The more you practice such relaxation, especially if in meditation, the more you can find yourself experiencing calm and peace. This practice of being present and aware, in a state of peace, can in itself be a breakthrough for people. It does take lots of practice, and a willingness and commitment to stay the course, and gently re-focus the mind every time it goes off course. This self discipine pays didvidends over time. It is not a quick fix, much though many people want that. It is a steady, focused effort to re-direct your life. Hence it becomes life changing, especially if combined with managing the mind as described in the last post. using self awareness to notice and let go of unhelpful patterns of thinking, feeling and behaving.

Here is where you can find a whole new dimension to your life, if you want it, one where you can progressively feel more at peace with yourself and with life. The inner calm I am writing about is there for everybody. It is a natural resource within in us. Life and its distractions, led by the ego, take off where it doesn’t serve us. The wake-up call of the healing crisis of stress, and learning how to relive stress, takes you to now places within and in your relationships with others and where you are going in life.

Our stress-relieving life coaching is particularly designed to help you with this process.

Posted on

Finding our own peace in the midst of conflict

Yesterday on New Year’s Eve we went to the church in the “lost” village of Imber on Salisbury Plain for a peace vigil. Most people probably know nothing about this place, which was taken over by the military in preparations for the D-Day invasion of Europe of 1944 and held by them ever since. The inhabitants were ejected in the cause of the greater good, never to return, except on occasions when the MOD open up the access roads for a few days.

The place in midwinter seems forlorn, showing little sign left of the once-active farming community’s houses but instead blockhouses used for combat training in built-up areas. Only the church is preserved, and beautifully so too. It had a barbed wire fence round it, and I wasn’t sure if that was there to keep the troops out. I was struck how somehow this place was still there while all about the military no doubt unleashed hellfire and whatever, somehow a fitting symbol of the cause of peace in the midst of war. It was almost a symbol for life as a whole too, a place of calm within a potentially turbulent environment, like the utter calm of our inner Selves when the ego is externally seemingly in full control.
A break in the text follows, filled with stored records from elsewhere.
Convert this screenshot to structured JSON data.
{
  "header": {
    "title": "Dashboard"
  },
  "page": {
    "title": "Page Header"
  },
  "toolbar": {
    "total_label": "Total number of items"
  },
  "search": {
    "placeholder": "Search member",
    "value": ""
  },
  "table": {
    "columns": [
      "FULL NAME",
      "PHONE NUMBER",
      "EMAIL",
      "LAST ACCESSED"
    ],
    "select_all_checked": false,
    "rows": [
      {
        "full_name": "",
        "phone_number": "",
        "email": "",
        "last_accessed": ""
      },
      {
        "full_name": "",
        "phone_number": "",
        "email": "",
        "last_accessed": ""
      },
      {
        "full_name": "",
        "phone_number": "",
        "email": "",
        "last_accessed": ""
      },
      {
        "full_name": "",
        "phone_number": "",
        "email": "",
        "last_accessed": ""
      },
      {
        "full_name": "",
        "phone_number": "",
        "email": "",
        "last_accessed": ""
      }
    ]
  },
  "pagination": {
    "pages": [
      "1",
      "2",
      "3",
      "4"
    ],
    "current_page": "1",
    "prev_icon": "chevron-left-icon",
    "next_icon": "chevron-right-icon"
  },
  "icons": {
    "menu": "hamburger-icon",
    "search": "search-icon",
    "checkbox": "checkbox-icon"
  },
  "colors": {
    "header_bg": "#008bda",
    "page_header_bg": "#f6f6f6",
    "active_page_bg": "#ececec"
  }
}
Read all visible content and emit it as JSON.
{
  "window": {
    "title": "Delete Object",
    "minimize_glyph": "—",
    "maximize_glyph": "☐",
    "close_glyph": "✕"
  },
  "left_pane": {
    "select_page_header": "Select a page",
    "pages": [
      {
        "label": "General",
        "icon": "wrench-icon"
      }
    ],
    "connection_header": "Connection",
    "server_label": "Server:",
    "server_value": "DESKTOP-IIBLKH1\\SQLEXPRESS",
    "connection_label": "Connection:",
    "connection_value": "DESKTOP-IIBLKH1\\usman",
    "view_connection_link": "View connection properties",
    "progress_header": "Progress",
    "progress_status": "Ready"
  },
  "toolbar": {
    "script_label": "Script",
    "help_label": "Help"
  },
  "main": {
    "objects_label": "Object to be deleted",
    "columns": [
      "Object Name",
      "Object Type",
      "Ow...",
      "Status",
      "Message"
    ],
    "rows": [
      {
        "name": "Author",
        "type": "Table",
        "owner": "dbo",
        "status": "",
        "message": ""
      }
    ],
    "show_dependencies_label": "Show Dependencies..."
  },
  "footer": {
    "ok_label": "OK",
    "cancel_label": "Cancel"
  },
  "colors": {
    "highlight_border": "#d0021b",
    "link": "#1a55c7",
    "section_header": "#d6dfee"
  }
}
There were small groups of visitors quietly walking around, or standing to read the displays showing the history of the place, or sipping the tea on offer. We made a small circle, lit candles and took it in turns to reads poems about peace, and just be present there.

It seemed fitting somehow to be marking the calendar change by holding a peace vigil. It also seemed good to go to a place associated with war to do that. At times like this it’s good to reflect for a moment on the fundamentals of life, one of which is our propensity for war and conflict. While we think it good to protest against it happening, it’s also worth remembering that it does happen and that we do need our military to help us when we’re so involved. However, it is at times like these that we can perhaps also think of what is preferable, and of the ultimate futility of war.

What occurs “out there” is a reflection of what occurs within, and when we each think about war it is worth thinking of our own propensity to conflict, our own resentments and anger, which we might direct at others but might also direct at ourselves. Christmas time is one such occasion when these boil over, and when we can be most acutely aware of our own inner wars. It is these inner conflicts that we humans need to take responsibility for and address. Then we can really know peace.